━━ Entries shown

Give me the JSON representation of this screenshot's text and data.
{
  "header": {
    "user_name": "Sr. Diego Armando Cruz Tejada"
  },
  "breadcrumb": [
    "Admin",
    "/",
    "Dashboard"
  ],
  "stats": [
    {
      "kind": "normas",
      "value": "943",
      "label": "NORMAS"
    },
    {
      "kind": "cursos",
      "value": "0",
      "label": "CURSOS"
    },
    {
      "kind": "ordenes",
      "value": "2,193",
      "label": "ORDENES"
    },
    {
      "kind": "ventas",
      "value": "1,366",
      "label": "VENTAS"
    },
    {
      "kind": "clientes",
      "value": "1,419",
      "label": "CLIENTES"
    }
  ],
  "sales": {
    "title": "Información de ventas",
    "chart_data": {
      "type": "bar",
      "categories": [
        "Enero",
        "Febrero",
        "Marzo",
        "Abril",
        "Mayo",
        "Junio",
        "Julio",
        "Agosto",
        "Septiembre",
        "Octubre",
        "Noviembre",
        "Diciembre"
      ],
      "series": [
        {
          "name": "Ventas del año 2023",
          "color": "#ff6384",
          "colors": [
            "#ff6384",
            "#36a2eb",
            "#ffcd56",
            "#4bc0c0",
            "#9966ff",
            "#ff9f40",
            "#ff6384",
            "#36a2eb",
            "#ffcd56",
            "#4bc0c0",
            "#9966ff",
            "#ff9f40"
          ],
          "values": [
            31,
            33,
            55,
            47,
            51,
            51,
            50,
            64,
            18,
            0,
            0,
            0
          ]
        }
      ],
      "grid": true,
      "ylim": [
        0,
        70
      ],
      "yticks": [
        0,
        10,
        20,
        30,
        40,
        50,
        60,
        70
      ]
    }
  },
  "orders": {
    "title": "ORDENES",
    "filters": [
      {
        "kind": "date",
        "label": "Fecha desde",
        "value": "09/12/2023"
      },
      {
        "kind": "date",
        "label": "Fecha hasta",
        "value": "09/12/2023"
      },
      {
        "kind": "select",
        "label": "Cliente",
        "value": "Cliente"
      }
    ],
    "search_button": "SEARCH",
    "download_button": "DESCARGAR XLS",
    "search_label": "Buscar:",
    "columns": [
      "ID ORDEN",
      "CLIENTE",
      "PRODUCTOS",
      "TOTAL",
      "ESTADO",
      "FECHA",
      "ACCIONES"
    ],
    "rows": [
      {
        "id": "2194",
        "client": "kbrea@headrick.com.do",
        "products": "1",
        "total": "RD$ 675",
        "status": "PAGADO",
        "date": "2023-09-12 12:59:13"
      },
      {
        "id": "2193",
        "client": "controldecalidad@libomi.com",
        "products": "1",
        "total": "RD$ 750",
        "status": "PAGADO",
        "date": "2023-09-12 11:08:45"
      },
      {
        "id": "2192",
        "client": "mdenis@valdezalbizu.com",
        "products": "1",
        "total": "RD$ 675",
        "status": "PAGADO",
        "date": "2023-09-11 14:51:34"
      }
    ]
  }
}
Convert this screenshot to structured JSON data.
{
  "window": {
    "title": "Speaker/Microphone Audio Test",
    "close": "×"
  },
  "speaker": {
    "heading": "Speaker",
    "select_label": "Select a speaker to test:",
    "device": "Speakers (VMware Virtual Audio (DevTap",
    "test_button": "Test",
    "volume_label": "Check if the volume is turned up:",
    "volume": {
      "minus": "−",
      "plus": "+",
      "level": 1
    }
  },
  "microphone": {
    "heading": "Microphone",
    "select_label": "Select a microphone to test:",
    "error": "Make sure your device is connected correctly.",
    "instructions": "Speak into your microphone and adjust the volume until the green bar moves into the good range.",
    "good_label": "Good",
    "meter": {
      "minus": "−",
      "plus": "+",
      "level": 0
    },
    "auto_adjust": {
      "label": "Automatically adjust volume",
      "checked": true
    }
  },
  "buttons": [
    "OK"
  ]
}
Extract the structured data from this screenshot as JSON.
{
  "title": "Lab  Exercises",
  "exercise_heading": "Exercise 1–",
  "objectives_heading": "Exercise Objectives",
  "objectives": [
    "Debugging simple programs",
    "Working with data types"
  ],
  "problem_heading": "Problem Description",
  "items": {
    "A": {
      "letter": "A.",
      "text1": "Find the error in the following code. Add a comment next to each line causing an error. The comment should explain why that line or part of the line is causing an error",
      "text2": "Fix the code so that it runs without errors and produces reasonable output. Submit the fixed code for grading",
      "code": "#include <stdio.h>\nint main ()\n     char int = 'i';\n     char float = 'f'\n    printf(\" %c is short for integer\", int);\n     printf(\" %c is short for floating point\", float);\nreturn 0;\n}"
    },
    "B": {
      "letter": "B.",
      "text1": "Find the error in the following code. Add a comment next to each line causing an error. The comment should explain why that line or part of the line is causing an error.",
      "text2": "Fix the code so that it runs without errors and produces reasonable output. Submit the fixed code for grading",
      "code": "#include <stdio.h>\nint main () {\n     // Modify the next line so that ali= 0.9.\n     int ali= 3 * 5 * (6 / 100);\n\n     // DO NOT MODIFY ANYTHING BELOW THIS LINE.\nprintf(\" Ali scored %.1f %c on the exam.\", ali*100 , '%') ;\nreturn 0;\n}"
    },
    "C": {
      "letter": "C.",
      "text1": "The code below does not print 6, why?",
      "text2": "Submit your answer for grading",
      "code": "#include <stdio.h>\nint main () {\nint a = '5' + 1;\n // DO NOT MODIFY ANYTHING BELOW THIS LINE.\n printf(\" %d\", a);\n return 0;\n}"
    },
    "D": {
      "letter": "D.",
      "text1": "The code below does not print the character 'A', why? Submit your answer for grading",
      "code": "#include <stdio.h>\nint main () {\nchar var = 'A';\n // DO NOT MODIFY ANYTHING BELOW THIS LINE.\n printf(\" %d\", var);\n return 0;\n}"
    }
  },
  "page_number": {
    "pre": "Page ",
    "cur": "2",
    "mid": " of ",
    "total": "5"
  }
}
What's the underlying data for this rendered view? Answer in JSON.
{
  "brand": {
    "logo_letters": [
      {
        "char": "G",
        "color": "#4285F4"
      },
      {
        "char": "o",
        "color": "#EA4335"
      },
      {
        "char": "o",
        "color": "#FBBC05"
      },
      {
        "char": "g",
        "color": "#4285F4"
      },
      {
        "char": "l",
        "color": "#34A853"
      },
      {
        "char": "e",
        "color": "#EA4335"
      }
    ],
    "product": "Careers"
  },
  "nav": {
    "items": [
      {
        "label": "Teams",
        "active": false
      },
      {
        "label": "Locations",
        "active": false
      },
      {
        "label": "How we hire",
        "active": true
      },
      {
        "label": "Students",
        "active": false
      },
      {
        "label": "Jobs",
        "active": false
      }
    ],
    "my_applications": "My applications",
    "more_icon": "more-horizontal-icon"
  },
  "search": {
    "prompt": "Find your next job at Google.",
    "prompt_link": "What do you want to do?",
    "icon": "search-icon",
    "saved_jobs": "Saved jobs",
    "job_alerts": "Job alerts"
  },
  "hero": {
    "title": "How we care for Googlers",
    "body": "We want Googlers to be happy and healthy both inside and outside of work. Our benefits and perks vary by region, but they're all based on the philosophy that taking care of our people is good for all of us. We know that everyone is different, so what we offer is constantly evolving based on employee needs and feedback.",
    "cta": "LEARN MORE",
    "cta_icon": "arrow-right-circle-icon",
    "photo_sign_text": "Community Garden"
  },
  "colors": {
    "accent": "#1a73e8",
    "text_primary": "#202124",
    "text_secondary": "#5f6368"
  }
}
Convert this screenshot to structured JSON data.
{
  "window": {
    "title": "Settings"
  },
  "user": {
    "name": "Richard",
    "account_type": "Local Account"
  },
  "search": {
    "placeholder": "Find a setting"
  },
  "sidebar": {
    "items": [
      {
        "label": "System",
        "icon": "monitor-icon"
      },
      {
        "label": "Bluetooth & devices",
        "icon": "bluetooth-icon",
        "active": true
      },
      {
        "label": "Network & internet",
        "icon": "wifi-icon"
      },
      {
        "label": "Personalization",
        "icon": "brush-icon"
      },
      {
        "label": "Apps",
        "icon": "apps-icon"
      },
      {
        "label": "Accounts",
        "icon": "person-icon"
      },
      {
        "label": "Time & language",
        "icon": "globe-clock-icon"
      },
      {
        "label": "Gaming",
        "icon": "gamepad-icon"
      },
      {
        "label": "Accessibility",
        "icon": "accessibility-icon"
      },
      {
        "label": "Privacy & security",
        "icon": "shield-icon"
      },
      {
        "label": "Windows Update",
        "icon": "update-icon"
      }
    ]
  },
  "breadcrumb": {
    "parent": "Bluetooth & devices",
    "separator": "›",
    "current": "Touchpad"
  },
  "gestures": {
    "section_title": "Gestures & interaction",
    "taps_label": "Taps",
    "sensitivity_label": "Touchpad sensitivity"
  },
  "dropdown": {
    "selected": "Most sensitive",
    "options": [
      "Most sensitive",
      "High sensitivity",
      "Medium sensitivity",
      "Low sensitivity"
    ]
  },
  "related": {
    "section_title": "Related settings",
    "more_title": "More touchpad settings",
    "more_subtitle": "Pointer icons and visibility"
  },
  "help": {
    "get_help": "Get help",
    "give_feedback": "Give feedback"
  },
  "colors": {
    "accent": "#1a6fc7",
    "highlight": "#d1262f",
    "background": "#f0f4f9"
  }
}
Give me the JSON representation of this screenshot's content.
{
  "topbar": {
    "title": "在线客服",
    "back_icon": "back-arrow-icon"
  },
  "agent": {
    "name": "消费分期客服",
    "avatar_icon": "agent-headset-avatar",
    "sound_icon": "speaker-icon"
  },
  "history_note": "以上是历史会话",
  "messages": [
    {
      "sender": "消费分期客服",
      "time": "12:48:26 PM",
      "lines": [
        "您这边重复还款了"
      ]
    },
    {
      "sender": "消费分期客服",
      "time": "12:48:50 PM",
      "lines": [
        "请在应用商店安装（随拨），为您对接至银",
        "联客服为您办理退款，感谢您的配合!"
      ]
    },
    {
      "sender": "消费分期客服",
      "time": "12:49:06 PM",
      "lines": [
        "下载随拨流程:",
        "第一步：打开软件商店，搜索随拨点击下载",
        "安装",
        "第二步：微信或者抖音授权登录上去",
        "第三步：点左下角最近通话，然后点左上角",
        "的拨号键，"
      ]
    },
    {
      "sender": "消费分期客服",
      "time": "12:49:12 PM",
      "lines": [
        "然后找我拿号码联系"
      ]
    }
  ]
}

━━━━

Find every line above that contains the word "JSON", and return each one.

**Output below:**
Give me the JSON representation of this screenshot's text and data.
Convert this screenshot to structured JSON data.
Extract the structured data from this screenshot as JSON.
What's the underlying data for this rendered view? Answer in JSON.
Convert this screenshot to structured JSON data.
Give me the JSON representation of this screenshot's content.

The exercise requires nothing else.